The risk that pneumococcal disease poses to your child’s health is far greater than any risk related to immunizing your child against pneumococcal disease.
Safety checks before immunization
Your nurse will talk to you about your child’s health history before giving your child any vaccines. This will include questions about any medicines your child is taking, health conditions your child has or is experiencing, as well as any allergies your child may have. Your nurse will guide you on what is safe for your child, based on your child’s health history.
When your nurse talks to you about your child’s health history, it is important that you inform your nurse if your child:
- is sick or has a fever greater than 38.5 C (101.3 F)
- has allergies to any part of the vaccine
- is allergic to any foods, drugs, bee stings, etc.
- has a weakened immune system (immune compromised)
- has had an allergic reaction (such as anaphylaxis) to this or other vaccines in the past.
Your nurse will guide you on what is safe for your child, based on your child’s health history.
PLEASE NOTE: Your child should NOT get the vaccine if he/she has had a severe allergic reaction (anaphylaxis) to this vaccine in the past.
What might my child experience after immunization?
Reactions to PENU-C13 and PNEUMO-P vaccine are usually mild, go away within a few days, and may include:
- redness, swelling and soreness in the area where the needle was given
- feeling tired, irritable
- headache or body aches
- fever or chills
- poor appetite, vomiting, or diarrhea
Unexpected or unusual reactions can happen after being immunized. Call Health Link at 811 to report any unusual reactions.
How can I manage my child’s symptoms after immunization?
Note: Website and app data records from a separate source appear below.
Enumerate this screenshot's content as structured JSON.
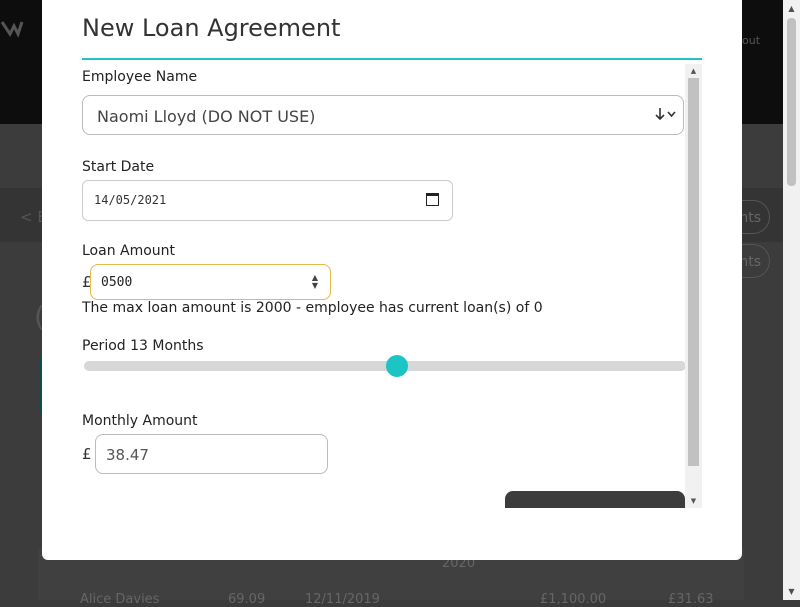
{
  "background": {
    "logout_fragment": "out",
    "back_fragment": "< E",
    "pill_fragment_1": "nts",
    "pill_fragment_2": "nts",
    "paren_fragment": "(",
    "year_text": "2020",
    "row_name": "Alice Davies",
    "row_val1": "69.09",
    "row_date": "12/11/2019",
    "row_val2": "£1,100.00",
    "row_val3": "£31.63"
  },
  "modal": {
    "title": "New Loan Agreement",
    "employee_label": "Employee Name",
    "employee_value": "Naomi Lloyd (DO NOT USE)",
    "start_date_label": "Start Date",
    "start_date_value": "14/05/2021",
    "loan_amount_label": "Loan Amount",
    "currency_symbol": "£",
    "loan_amount_value": "0500",
    "max_note": "The max loan amount is 2000 - employee has current loan(s) of 0",
    "period_label": "Period 13 Months",
    "period_slider_fraction": 0.52,
    "monthly_label": "Monthly Amount",
    "monthly_value": "38.47"
  },
  "colors": {
    "accent": "#20c6c6",
    "focus_border": "#e5b84a"
  },
  "icons": {
    "select_arrow": "arrow-down-chevron-icon",
    "calendar": "calendar-icon",
    "spinner": "spinner-arrows-icon"
  }
}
No matter your child’s age, it is normal for him or her to experience some common, mild and temporary symptoms after immunization.
Here are a few tips to manage these mild symptoms:
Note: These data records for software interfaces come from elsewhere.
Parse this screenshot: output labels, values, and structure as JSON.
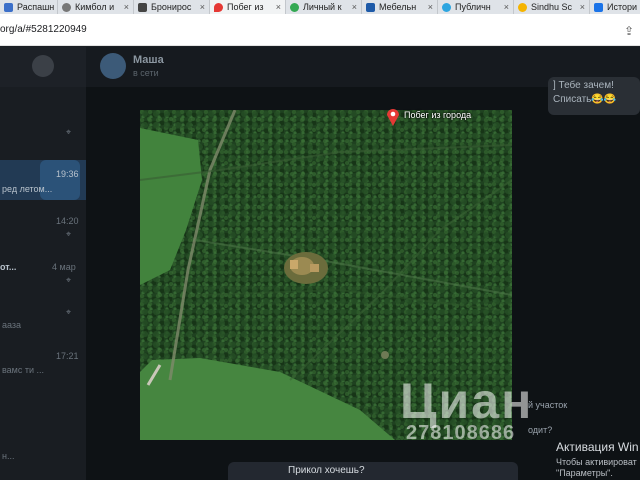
{
  "browser": {
    "tabs": [
      {
        "label": "Распашн",
        "icon": "blue-square-icon",
        "color": "#3b6fc9"
      },
      {
        "label": "Кимбол и",
        "icon": "globe-icon",
        "color": "#555555"
      },
      {
        "label": "Бронирос",
        "icon": "bus-icon",
        "color": "#444444"
      },
      {
        "label": "Побег из",
        "icon": "map-pin-icon",
        "color": "#e53935"
      },
      {
        "label": "Личный к",
        "icon": "cloud-icon",
        "color": "#33a852"
      },
      {
        "label": "Мебельн",
        "icon": "chart-icon",
        "color": "#1e5aa8"
      },
      {
        "label": "Публичн",
        "icon": "telegram-icon",
        "color": "#2ca5e0"
      },
      {
        "label": "Sindhu Sc",
        "icon": "sun-icon",
        "color": "#f5b400"
      },
      {
        "label": "Истори",
        "icon": "download-icon",
        "color": "#1a73e8"
      }
    ],
    "url": "org/a/#5281220949"
  },
  "sidebar": {
    "times": [
      "19:36",
      "14:20",
      "4 мар",
      "17:21"
    ],
    "snippets": [
      "ред летом...",
      "от...",
      "ааза",
      "вамс ти ...",
      "н..."
    ]
  },
  "chat": {
    "name": "Маша",
    "status": "в сети",
    "messages": [
      "] Тебе зачем!",
      "Списать😂😂"
    ],
    "right_fragments": [
      "й участок",
      "одит?"
    ]
  },
  "photo": {
    "pin_label": "Побег из города",
    "watermark": "Циан",
    "watermark_id": "278108686"
  },
  "caption": "Прикол хочешь?",
  "windows_activation": {
    "title": "Активация Win",
    "line1": "Чтобы активироват",
    "line2": "\"Параметры\"."
  },
  "colors": {
    "map_forest": "#244a22",
    "field": "#3c7a3a",
    "pin": "#e53935"
  }
}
- Fever. If you need medicine for fever or pain, check with your pharmacist or doctor. Follow the instructions on the medicine package carefully. If you are not sure whether your child’s fever is related to the immunization, dial 811 for Health Link or talk to your doctor or pharmacist, before giving your child medicine. Do not give aspirin to anyone younger than 19 years of age. Aspirin increases the risk of a rare but serious disease called Reye Syndrome.
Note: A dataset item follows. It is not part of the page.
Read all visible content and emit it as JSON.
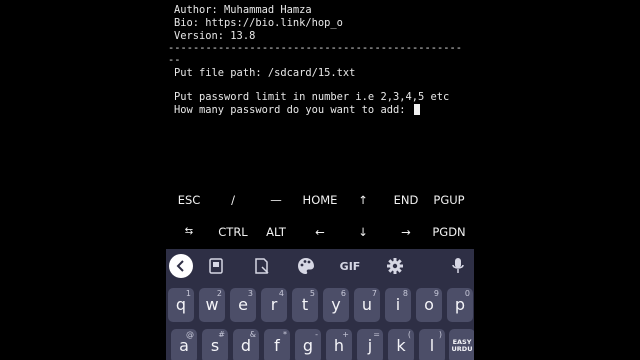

- Swelling or redness around injection point. Put a cool moist cloth on the area for about 10 to 20 minutes. Talk to your pharmacist or doctor if you need medicine to help relieve the discomfort. Follow the instructions on the medicine package carefully.
- Fretfulness and poor appetite. Sometimes a baby may be fretful, drowsy and refuse to eat for a few hours after immunization. Plan to relax in a quiet environment at home after immunization. Hold and cuddle your child when needed, and remember to keep the temperature at a comfortable level – your child is more likely to be fretful if he or she gets too warm.
Severe allergic reactions after immunization are rare, occurring at an estimated annual rate of only one to ten per one million doses of vaccine administered, and can be treated. Our nurses will ask that you stay with your child, in the immunization clinic, for at least 15 minutes after your child receives his or her immunizations. For the dose that your child receives in school, the nurse will also require your child to stay for at least 15 minutes after his or her immunization. This will allow the nurse to identify and treat any immediate allergic reaction that could occur.
If you are concerned about symptoms your child is experiencing after immunization, dial 811 for Health Link to speak to a registered nurse, 24 hours a day, seven days a week. If your child is experiencing severe shortness of breath, call 911.